TRY IT: Your answer is to be the count alone: the number of lines in the data below where "page" appears.

[Opening RECORD EXTRACTS section]

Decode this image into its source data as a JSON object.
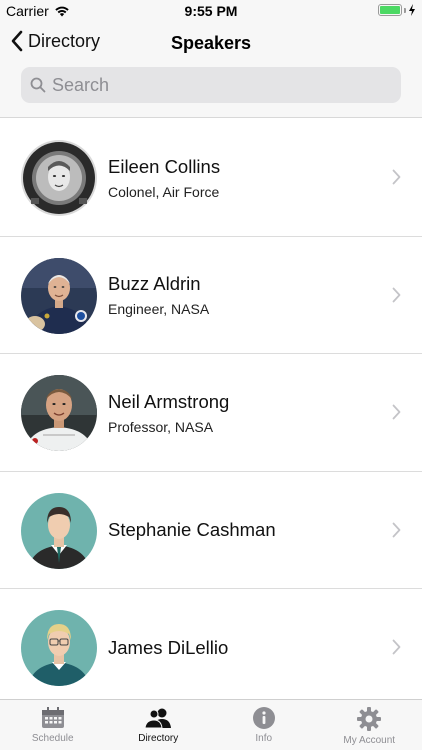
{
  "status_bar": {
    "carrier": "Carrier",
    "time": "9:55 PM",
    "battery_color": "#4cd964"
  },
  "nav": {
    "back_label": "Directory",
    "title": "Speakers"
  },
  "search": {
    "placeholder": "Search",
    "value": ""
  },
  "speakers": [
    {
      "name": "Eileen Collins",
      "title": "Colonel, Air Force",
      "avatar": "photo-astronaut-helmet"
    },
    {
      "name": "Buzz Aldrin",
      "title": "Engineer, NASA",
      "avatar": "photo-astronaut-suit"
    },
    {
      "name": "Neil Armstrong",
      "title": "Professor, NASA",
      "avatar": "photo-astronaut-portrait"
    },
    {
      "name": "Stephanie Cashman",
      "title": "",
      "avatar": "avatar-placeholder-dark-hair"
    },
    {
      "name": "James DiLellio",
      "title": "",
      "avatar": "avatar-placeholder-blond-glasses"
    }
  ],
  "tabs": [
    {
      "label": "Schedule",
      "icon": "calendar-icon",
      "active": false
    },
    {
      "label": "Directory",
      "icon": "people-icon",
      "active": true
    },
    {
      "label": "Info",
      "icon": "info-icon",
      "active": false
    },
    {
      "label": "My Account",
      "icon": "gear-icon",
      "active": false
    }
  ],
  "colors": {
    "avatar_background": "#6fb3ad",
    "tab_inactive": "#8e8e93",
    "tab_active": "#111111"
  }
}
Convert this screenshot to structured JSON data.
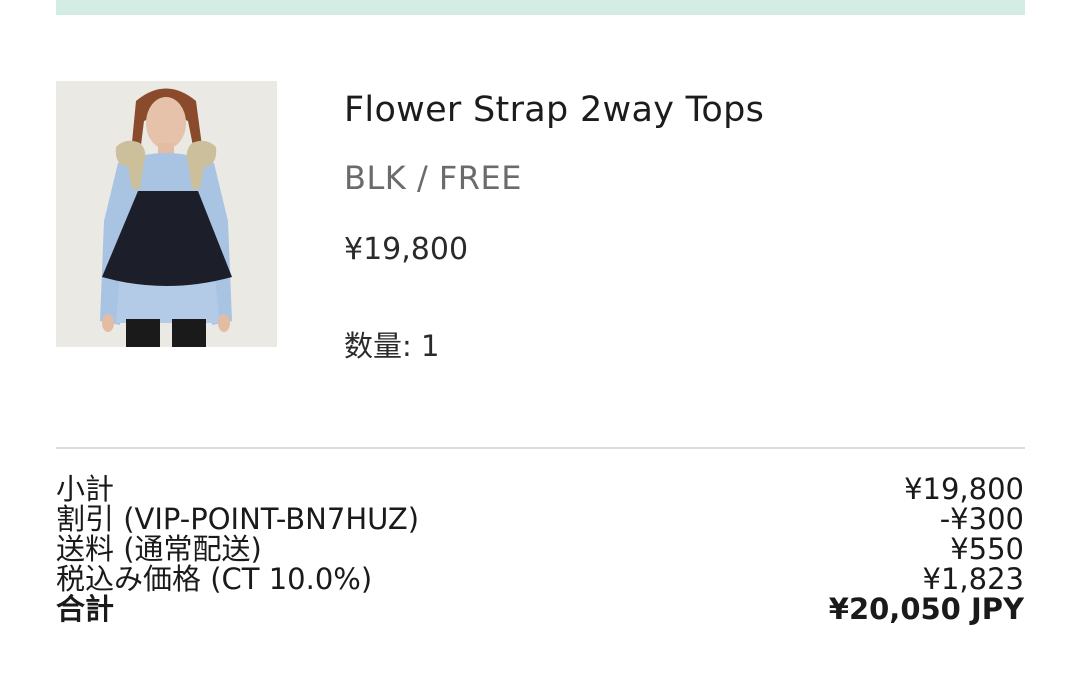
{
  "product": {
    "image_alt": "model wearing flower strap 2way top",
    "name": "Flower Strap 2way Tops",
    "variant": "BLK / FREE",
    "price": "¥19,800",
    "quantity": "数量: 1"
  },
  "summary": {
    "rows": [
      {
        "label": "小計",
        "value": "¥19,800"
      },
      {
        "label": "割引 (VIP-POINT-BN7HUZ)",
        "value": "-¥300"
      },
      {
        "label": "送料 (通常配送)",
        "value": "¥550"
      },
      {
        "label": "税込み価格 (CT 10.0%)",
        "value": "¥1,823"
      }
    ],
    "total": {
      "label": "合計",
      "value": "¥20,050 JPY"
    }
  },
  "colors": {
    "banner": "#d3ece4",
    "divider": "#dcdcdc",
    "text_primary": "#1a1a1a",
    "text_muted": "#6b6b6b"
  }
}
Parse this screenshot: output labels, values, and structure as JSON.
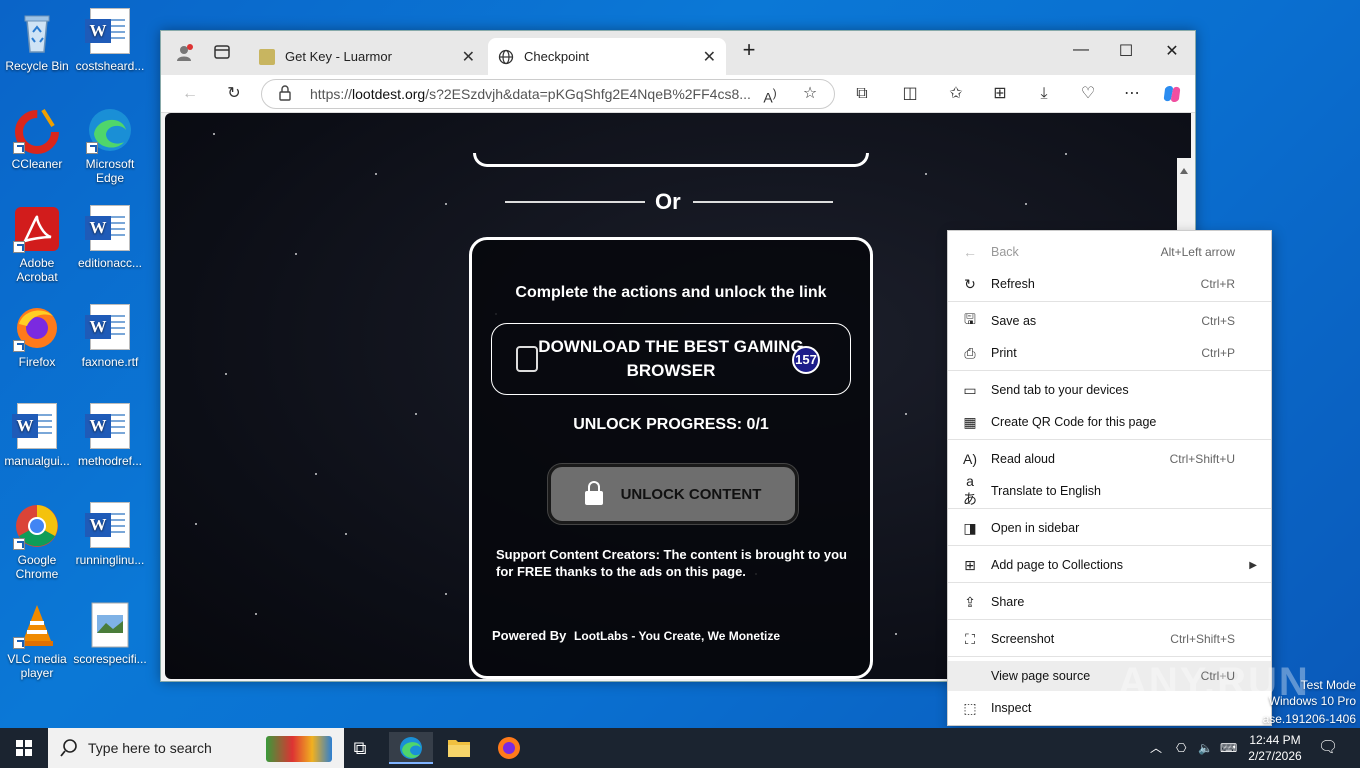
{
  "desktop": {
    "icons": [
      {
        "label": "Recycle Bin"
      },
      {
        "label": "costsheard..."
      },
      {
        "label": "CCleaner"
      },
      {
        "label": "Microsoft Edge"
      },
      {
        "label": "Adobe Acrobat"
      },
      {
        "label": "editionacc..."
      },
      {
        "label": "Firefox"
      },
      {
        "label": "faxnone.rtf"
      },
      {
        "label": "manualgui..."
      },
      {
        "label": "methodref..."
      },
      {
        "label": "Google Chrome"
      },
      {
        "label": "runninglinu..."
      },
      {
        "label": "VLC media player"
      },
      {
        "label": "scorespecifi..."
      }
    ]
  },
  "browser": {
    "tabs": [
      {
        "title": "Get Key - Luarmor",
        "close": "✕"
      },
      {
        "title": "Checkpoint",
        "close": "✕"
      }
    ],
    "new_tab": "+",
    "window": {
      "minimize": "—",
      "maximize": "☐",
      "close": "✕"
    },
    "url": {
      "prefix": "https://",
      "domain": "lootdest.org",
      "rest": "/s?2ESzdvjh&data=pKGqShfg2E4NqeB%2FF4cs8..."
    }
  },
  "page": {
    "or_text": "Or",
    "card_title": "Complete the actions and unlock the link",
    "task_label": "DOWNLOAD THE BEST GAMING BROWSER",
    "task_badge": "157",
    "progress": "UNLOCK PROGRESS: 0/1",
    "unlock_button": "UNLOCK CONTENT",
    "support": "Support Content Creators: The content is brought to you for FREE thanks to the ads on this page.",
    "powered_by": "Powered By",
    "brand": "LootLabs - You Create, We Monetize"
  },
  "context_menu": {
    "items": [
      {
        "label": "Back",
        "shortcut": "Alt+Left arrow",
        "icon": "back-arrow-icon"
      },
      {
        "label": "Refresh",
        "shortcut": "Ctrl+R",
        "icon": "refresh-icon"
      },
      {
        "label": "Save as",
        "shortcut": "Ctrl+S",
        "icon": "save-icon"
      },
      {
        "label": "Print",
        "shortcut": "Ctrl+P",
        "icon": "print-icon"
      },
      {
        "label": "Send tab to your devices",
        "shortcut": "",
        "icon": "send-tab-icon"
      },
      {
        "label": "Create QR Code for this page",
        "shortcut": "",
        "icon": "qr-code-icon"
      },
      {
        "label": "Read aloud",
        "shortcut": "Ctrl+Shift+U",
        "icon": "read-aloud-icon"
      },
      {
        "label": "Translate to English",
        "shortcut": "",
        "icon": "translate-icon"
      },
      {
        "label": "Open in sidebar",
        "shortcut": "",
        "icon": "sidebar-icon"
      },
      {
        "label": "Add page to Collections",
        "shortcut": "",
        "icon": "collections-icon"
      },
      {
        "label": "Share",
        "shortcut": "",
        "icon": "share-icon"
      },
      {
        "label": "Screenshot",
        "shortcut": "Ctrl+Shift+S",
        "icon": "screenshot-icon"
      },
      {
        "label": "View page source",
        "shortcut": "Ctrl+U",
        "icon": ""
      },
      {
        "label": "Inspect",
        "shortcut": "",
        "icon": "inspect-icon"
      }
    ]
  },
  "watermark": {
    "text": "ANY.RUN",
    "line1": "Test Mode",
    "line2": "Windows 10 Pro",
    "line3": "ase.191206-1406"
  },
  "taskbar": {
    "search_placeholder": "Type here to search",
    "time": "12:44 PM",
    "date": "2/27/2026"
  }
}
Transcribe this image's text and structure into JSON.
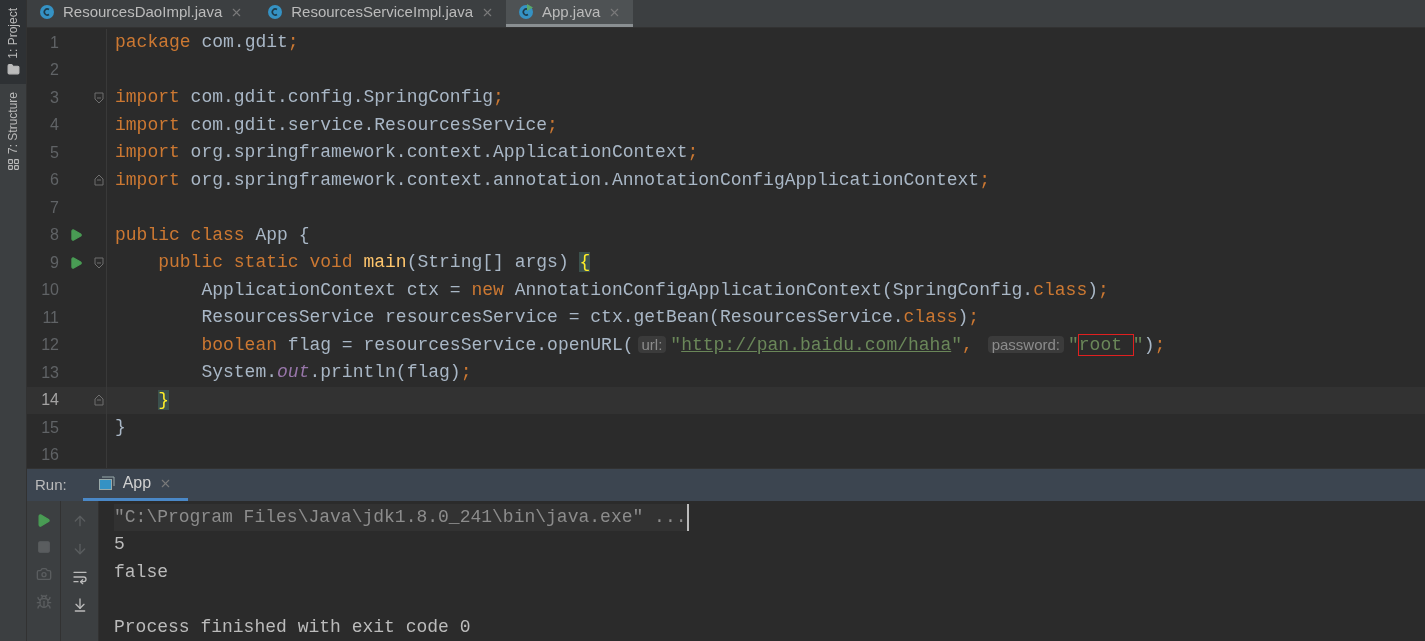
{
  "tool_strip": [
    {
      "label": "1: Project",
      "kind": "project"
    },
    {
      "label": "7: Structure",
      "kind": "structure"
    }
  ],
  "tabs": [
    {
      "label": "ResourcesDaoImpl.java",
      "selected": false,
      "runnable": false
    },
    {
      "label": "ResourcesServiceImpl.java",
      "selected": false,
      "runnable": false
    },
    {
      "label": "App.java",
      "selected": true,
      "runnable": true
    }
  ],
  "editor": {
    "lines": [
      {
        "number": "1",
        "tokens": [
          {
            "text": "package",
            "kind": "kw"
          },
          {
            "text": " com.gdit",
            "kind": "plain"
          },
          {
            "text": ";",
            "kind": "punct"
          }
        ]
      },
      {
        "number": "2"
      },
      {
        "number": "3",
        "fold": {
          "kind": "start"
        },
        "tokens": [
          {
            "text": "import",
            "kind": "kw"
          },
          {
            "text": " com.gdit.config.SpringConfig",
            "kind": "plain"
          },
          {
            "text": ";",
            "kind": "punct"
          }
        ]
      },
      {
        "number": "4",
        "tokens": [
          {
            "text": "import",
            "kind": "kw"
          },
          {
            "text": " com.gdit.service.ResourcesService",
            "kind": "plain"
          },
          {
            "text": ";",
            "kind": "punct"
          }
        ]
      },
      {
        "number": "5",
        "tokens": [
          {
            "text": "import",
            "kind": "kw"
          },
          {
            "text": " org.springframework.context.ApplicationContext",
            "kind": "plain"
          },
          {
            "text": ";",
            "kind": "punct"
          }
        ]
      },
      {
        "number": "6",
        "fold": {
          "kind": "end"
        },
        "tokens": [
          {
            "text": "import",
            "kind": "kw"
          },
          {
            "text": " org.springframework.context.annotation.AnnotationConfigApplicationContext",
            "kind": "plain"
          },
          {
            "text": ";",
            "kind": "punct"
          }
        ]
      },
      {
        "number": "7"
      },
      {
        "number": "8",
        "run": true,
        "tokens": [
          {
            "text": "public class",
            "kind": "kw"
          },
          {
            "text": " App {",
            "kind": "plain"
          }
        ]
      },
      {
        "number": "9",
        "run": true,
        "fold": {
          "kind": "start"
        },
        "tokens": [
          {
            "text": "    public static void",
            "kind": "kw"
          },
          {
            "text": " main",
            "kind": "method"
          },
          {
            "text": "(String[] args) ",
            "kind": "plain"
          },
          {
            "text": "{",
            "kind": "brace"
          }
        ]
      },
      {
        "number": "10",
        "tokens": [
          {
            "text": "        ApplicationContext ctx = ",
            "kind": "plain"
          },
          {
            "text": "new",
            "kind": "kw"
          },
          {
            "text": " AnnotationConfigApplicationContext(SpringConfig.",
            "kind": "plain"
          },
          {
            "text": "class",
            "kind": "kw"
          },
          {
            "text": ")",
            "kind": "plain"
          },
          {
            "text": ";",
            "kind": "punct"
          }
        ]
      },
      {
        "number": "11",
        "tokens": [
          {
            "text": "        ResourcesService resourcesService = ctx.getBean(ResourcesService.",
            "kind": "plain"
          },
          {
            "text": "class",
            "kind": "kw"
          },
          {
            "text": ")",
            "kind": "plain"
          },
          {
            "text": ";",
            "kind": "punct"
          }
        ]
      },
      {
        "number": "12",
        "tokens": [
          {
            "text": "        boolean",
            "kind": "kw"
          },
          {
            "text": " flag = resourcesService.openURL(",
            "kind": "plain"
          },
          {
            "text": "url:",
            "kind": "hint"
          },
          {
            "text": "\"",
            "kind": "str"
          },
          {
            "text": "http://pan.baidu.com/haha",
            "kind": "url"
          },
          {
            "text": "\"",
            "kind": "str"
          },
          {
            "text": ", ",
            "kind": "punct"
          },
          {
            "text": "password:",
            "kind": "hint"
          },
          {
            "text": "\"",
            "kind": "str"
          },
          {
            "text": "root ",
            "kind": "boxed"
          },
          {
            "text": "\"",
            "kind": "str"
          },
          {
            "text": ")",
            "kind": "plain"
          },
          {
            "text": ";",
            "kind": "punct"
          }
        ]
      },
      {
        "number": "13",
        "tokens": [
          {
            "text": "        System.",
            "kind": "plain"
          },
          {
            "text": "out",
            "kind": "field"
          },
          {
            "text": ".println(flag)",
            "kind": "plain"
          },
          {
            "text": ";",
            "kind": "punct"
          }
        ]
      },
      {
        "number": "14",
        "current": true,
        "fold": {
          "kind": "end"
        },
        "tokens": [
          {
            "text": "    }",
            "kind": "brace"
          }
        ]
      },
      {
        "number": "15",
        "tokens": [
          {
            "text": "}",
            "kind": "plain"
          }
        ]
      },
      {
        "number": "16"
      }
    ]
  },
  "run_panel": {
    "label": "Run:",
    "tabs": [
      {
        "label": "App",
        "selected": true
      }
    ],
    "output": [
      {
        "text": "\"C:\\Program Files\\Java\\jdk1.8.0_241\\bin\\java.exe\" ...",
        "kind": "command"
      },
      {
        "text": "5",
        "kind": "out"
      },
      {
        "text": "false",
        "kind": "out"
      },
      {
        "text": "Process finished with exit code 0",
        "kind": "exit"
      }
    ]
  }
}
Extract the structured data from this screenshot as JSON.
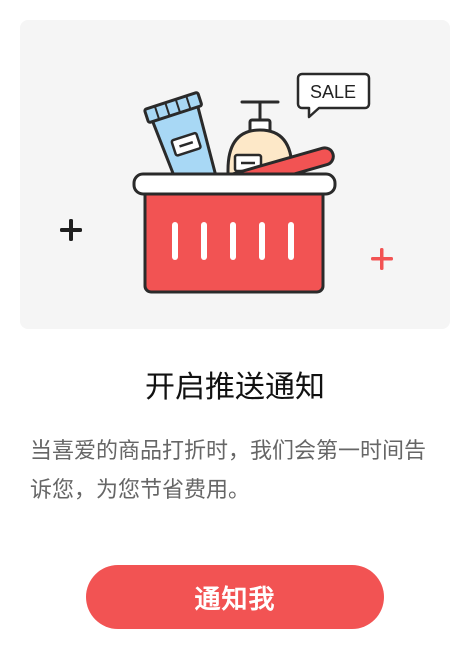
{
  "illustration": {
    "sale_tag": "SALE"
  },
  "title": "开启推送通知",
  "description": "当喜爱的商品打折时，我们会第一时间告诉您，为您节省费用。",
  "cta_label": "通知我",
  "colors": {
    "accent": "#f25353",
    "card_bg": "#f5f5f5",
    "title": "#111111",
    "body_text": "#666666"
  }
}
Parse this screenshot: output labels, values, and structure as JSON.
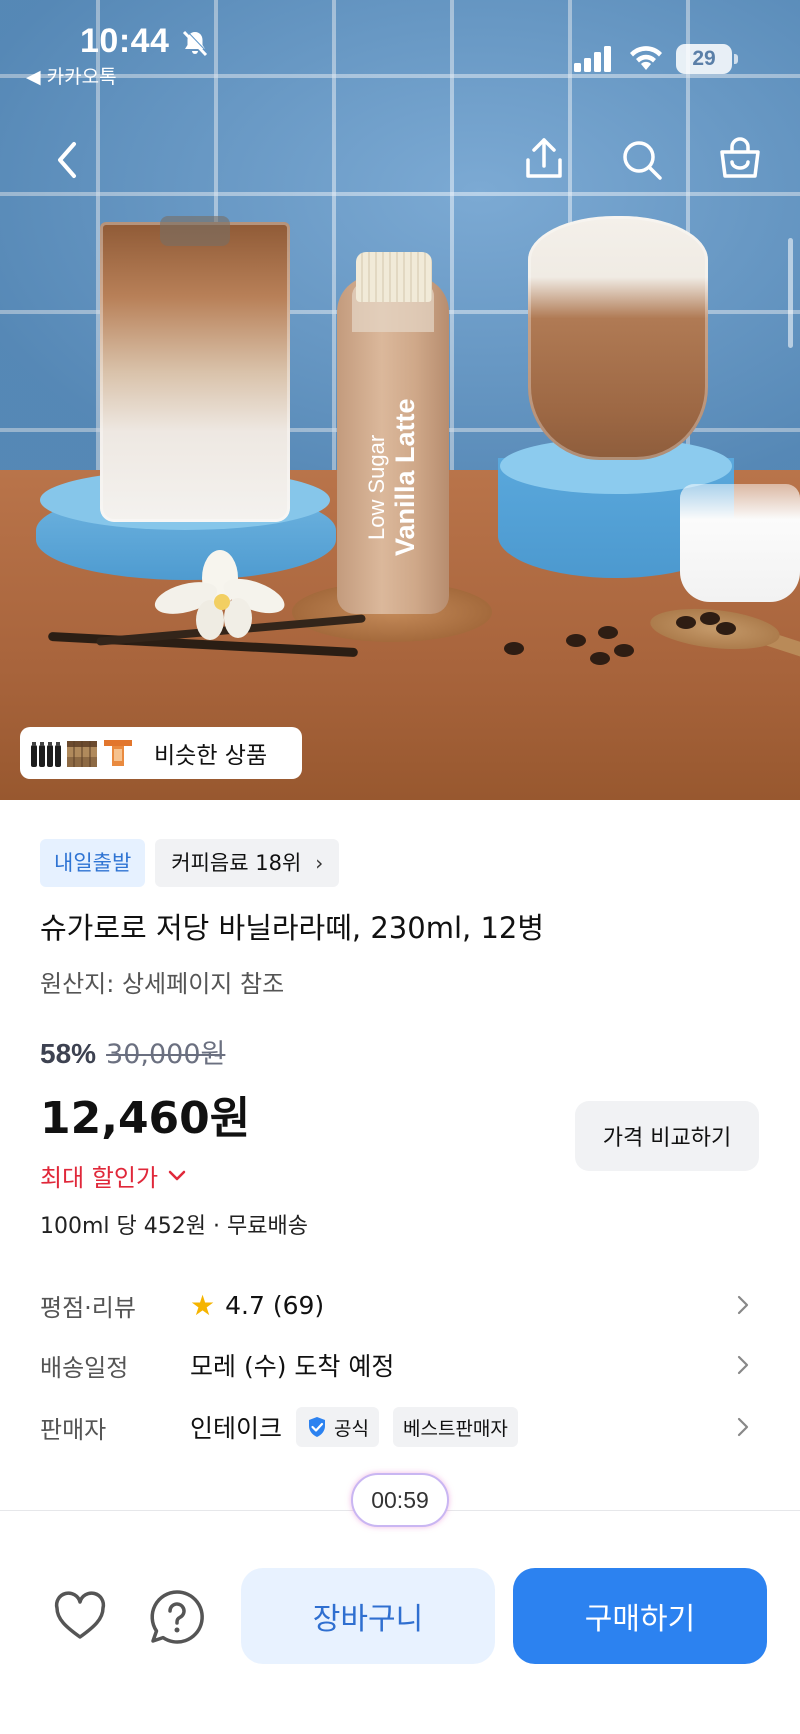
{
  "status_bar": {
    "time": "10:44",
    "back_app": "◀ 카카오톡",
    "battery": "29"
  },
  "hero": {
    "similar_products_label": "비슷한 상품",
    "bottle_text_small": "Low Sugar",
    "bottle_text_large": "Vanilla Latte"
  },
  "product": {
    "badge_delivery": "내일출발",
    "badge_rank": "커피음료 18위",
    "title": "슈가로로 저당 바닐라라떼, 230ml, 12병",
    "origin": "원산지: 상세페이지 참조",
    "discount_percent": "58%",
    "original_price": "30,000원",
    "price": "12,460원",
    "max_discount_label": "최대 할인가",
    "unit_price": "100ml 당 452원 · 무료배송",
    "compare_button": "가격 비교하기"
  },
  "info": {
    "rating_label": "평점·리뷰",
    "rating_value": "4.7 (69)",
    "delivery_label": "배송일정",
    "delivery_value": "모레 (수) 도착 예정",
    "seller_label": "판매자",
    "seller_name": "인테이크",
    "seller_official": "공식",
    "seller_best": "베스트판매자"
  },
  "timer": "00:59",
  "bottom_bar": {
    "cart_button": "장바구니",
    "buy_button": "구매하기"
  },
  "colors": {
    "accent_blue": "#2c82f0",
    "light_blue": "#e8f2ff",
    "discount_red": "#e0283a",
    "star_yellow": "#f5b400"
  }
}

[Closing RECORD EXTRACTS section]

EXPECTED OUTPUT: 5